## TO DO
Read the data, and whenever a line holds the word "title", report that line.

## DATA FOR THIS EXERCISE
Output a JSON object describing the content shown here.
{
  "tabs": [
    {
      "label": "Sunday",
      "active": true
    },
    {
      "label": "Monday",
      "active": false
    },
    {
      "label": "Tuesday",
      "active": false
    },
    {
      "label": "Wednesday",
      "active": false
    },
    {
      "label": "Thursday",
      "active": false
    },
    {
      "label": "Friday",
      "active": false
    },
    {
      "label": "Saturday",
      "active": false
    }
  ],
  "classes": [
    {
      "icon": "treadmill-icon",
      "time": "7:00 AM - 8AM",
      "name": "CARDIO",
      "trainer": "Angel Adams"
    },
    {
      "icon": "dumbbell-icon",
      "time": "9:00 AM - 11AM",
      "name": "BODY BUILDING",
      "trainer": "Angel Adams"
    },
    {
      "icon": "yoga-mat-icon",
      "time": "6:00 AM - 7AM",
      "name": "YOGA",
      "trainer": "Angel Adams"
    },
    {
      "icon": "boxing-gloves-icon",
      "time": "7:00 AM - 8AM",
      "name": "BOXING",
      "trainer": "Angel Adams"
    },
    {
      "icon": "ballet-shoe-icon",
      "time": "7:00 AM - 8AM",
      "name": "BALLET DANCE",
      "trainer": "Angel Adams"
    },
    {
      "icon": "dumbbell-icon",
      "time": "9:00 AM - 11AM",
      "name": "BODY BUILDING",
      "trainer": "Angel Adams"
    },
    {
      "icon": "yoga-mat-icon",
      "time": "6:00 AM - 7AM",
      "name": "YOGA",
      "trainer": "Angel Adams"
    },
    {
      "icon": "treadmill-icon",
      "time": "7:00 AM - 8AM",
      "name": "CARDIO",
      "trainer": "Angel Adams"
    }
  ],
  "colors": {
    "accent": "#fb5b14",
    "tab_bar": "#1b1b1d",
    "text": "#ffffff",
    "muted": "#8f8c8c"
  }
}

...

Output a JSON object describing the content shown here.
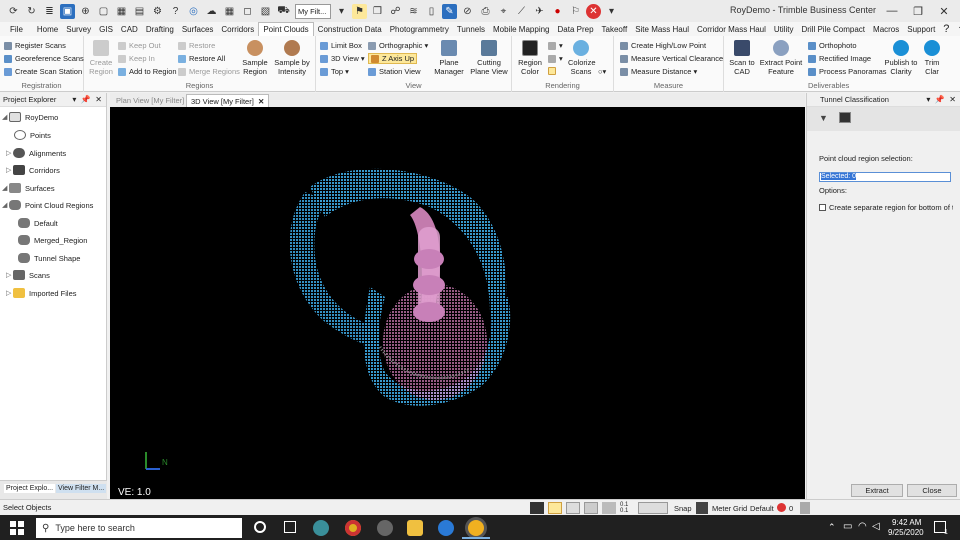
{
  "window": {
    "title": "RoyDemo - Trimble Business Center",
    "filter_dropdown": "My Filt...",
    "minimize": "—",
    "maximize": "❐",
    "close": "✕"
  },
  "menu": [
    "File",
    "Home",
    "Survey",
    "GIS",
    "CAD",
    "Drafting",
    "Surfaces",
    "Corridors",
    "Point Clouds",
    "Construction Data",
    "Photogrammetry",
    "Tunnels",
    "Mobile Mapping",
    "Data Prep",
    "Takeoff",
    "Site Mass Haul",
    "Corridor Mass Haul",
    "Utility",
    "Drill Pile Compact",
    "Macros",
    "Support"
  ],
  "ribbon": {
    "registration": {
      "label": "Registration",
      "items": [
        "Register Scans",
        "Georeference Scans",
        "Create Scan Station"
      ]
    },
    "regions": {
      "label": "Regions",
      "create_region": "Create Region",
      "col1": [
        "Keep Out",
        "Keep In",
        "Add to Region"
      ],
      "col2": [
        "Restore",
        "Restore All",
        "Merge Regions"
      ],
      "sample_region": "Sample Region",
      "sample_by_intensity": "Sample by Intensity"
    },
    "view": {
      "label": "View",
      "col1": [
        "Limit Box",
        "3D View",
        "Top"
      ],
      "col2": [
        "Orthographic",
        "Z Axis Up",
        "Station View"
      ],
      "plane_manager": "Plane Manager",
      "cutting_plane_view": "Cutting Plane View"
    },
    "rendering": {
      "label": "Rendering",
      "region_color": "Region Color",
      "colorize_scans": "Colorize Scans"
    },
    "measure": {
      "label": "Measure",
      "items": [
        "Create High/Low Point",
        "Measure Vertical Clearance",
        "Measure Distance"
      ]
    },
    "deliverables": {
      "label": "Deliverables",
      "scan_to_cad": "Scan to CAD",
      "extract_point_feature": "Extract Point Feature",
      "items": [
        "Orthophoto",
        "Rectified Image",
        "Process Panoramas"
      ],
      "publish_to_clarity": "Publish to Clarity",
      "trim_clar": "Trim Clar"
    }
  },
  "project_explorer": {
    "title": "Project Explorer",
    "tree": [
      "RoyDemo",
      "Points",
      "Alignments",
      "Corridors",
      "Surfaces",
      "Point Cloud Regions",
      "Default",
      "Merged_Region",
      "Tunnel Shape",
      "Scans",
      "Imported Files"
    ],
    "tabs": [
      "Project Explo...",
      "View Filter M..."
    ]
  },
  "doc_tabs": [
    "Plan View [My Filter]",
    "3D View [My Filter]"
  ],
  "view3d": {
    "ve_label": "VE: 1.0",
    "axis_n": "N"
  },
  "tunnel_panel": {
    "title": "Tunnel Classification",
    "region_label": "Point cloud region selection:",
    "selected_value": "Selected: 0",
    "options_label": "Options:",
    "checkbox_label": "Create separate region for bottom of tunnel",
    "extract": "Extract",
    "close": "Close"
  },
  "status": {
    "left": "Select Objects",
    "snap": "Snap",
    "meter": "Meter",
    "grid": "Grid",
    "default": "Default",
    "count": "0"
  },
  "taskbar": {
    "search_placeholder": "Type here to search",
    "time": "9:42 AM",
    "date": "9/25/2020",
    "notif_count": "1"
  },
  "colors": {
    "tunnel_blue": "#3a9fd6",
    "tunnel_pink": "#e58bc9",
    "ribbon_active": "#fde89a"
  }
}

## YOUR SOLUTION
    "title": "RoyDemo - Trimble Business Center",
    "title": "Project Explorer",
    "title": "Tunnel Classification",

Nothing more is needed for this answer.